App and web page records
# # #
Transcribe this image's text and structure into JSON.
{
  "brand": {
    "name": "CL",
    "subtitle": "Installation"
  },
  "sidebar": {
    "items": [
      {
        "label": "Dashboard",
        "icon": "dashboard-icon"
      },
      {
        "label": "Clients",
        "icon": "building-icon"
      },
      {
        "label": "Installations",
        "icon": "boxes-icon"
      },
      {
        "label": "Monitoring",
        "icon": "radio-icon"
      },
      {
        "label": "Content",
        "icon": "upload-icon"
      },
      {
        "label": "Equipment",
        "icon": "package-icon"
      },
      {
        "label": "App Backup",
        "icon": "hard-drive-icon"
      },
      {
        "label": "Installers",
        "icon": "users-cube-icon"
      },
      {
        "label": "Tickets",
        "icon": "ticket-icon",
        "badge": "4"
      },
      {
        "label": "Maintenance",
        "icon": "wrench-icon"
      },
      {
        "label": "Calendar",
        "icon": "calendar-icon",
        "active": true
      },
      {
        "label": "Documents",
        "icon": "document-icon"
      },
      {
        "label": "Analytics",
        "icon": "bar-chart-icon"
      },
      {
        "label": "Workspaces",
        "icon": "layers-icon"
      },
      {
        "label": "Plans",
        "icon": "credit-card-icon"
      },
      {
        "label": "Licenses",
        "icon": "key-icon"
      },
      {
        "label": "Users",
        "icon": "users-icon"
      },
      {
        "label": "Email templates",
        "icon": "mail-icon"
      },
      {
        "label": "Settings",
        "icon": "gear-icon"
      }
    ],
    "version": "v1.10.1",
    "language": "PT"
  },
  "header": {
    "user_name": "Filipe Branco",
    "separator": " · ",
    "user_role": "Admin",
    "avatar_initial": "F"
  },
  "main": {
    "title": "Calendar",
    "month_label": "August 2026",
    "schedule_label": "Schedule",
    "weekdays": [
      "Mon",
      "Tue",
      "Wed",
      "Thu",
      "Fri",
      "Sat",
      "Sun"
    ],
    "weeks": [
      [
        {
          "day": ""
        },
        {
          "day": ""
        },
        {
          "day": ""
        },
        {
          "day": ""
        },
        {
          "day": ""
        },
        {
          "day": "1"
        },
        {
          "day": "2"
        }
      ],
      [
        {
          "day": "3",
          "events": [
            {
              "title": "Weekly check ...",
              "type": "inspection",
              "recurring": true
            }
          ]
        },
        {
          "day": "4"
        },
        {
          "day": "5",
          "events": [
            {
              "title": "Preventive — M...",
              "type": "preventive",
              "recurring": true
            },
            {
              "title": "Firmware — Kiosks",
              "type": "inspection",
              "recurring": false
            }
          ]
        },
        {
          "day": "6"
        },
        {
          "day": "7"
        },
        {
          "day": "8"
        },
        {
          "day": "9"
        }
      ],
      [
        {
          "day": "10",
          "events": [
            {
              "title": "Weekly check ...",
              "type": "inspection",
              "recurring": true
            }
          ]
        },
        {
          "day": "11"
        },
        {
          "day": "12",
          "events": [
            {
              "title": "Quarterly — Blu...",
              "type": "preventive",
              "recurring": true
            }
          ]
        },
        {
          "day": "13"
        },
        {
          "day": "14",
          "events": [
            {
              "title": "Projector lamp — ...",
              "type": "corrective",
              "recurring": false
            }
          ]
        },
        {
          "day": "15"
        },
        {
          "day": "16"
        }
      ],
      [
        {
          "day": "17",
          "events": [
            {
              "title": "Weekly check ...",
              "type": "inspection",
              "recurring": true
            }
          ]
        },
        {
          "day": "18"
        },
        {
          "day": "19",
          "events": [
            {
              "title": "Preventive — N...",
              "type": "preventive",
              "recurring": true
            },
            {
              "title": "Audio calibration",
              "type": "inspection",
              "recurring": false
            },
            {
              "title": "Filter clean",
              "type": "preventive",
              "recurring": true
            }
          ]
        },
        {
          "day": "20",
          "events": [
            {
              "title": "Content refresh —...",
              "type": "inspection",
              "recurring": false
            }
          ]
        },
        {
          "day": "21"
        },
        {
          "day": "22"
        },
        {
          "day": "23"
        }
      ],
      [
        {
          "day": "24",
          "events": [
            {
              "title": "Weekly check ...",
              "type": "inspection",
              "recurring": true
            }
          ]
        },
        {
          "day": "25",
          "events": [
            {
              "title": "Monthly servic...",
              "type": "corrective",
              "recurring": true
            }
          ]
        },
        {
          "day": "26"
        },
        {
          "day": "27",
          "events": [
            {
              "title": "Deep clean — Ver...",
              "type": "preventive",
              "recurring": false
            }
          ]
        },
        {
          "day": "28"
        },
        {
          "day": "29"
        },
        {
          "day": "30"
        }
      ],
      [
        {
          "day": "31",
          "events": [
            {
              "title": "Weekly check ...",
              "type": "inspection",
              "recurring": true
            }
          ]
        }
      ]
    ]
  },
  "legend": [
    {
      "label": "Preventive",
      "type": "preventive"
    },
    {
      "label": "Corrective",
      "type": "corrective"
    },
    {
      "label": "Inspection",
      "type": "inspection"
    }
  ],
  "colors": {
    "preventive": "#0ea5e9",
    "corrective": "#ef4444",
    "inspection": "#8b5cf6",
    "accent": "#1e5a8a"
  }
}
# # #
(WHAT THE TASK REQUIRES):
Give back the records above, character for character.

(RESULT OF THIS EXERCISE):
Transcribe this image's text and structure into JSON.
{
  "brand": {
    "name": "CL",
    "subtitle": "Installation"
  },
  "sidebar": {
    "items": [
      {
        "label": "Dashboard",
        "icon": "dashboard-icon"
      },
      {
        "label": "Clients",
        "icon": "building-icon"
      },
      {
        "label": "Installations",
        "icon": "boxes-icon"
      },
      {
        "label": "Monitoring",
        "icon": "radio-icon"
      },
      {
        "label": "Content",
        "icon": "upload-icon"
      },
      {
        "label": "Equipment",
        "icon": "package-icon"
      },
      {
        "label": "App Backup",
        "icon": "hard-drive-icon"
      },
      {
        "label": "Installers",
        "icon": "users-cube-icon"
      },
      {
        "label": "Tickets",
        "icon": "ticket-icon",
        "badge": "4"
      },
      {
        "label": "Maintenance",
        "icon": "wrench-icon"
      },
      {
        "label": "Calendar",
        "icon": "calendar-icon",
        "active": true
      },
      {
        "label": "Documents",
        "icon": "document-icon"
      },
      {
        "label": "Analytics",
        "icon": "bar-chart-icon"
      },
      {
        "label": "Workspaces",
        "icon": "layers-icon"
      },
      {
        "label": "Plans",
        "icon": "credit-card-icon"
      },
      {
        "label": "Licenses",
        "icon": "key-icon"
      },
      {
        "label": "Users",
        "icon": "users-icon"
      },
      {
        "label": "Email templates",
        "icon": "mail-icon"
      },
      {
        "label": "Settings",
        "icon": "gear-icon"
      }
    ],
    "version": "v1.10.1",
    "language": "PT"
  },
  "header": {
    "user_name": "Filipe Branco",
    "separator": " · ",
    "user_role": "Admin",
    "avatar_initial": "F"
  },
  "main": {
    "title": "Calendar",
    "month_label": "August 2026",
    "schedule_label": "Schedule",
    "weekdays": [
      "Mon",
      "Tue",
      "Wed",
      "Thu",
      "Fri",
      "Sat",
      "Sun"
    ],
    "weeks": [
      [
        {
          "day": ""
        },
        {
          "day": ""
        },
        {
          "day": ""
        },
        {
          "day": ""
        },
        {
          "day": ""
        },
        {
          "day": "1"
        },
        {
          "day": "2"
        }
      ],
      [
        {
          "day": "3",
          "events": [
            {
              "title": "Weekly check ...",
              "type": "inspection",
              "recurring": true
            }
          ]
        },
        {
          "day": "4"
        },
        {
          "day": "5",
          "events": [
            {
              "title": "Preventive — M...",
              "type": "preventive",
              "recurring": true
            },
            {
              "title": "Firmware — Kiosks",
              "type": "inspection",
              "recurring": false
            }
          ]
        },
        {
          "day": "6"
        },
        {
          "day": "7"
        },
        {
          "day": "8"
        },
        {
          "day": "9"
        }
      ],
      [
        {
          "day": "10",
          "events": [
            {
              "title": "Weekly check ...",
              "type": "inspection",
              "recurring": true
            }
          ]
        },
        {
          "day": "11"
        },
        {
          "day": "12",
          "events": [
            {
              "title": "Quarterly — Blu...",
              "type": "preventive",
              "recurring": true
            }
          ]
        },
        {
          "day": "13"
        },
        {
          "day": "14",
          "events": [
            {
              "title": "Projector lamp — ...",
              "type": "corrective",
              "recurring": false
            }
          ]
        },
        {
          "day": "15"
        },
        {
          "day": "16"
        }
      ],
      [
        {
          "day": "17",
          "events": [
            {
              "title": "Weekly check ...",
              "type": "inspection",
              "recurring": true
            }
          ]
        },
        {
          "day": "18"
        },
        {
          "day": "19",
          "events": [
            {
              "title": "Preventive — N...",
              "type": "preventive",
              "recurring": true
            },
            {
              "title": "Audio calibration",
              "type": "inspection",
              "recurring": false
            },
            {
              "title": "Filter clean",
              "type": "preventive",
              "recurring": true
            }
          ]
        },
        {
          "day": "20",
          "events": [
            {
              "title": "Content refresh —...",
              "type": "inspection",
              "recurring": false
            }
          ]
        },
        {
          "day": "21"
        },
        {
          "day": "22"
        },
        {
          "day": "23"
        }
      ],
      [
        {
          "day": "24",
          "events": [
            {
              "title": "Weekly check ...",
              "type": "inspection",
              "recurring": true
            }
          ]
        },
        {
          "day": "25",
          "events": [
            {
              "title": "Monthly servic...",
              "type": "corrective",
              "recurring": true
            }
          ]
        },
        {
          "day": "26"
        },
        {
          "day": "27",
          "events": [
            {
              "title": "Deep clean — Ver...",
              "type": "preventive",
              "recurring": false
            }
          ]
        },
        {
          "day": "28"
        },
        {
          "day": "29"
        },
        {
          "day": "30"
        }
      ],
      [
        {
          "day": "31",
          "events": [
            {
              "title": "Weekly check ...",
              "type": "inspection",
              "recurring": true
            }
          ]
        }
      ]
    ]
  },
  "legend": [
    {
      "label": "Preventive",
      "type": "preventive"
    },
    {
      "label": "Corrective",
      "type": "corrective"
    },
    {
      "label": "Inspection",
      "type": "inspection"
    }
  ],
  "colors": {
    "preventive": "#0ea5e9",
    "corrective": "#ef4444",
    "inspection": "#8b5cf6",
    "accent": "#1e5a8a"
  }
}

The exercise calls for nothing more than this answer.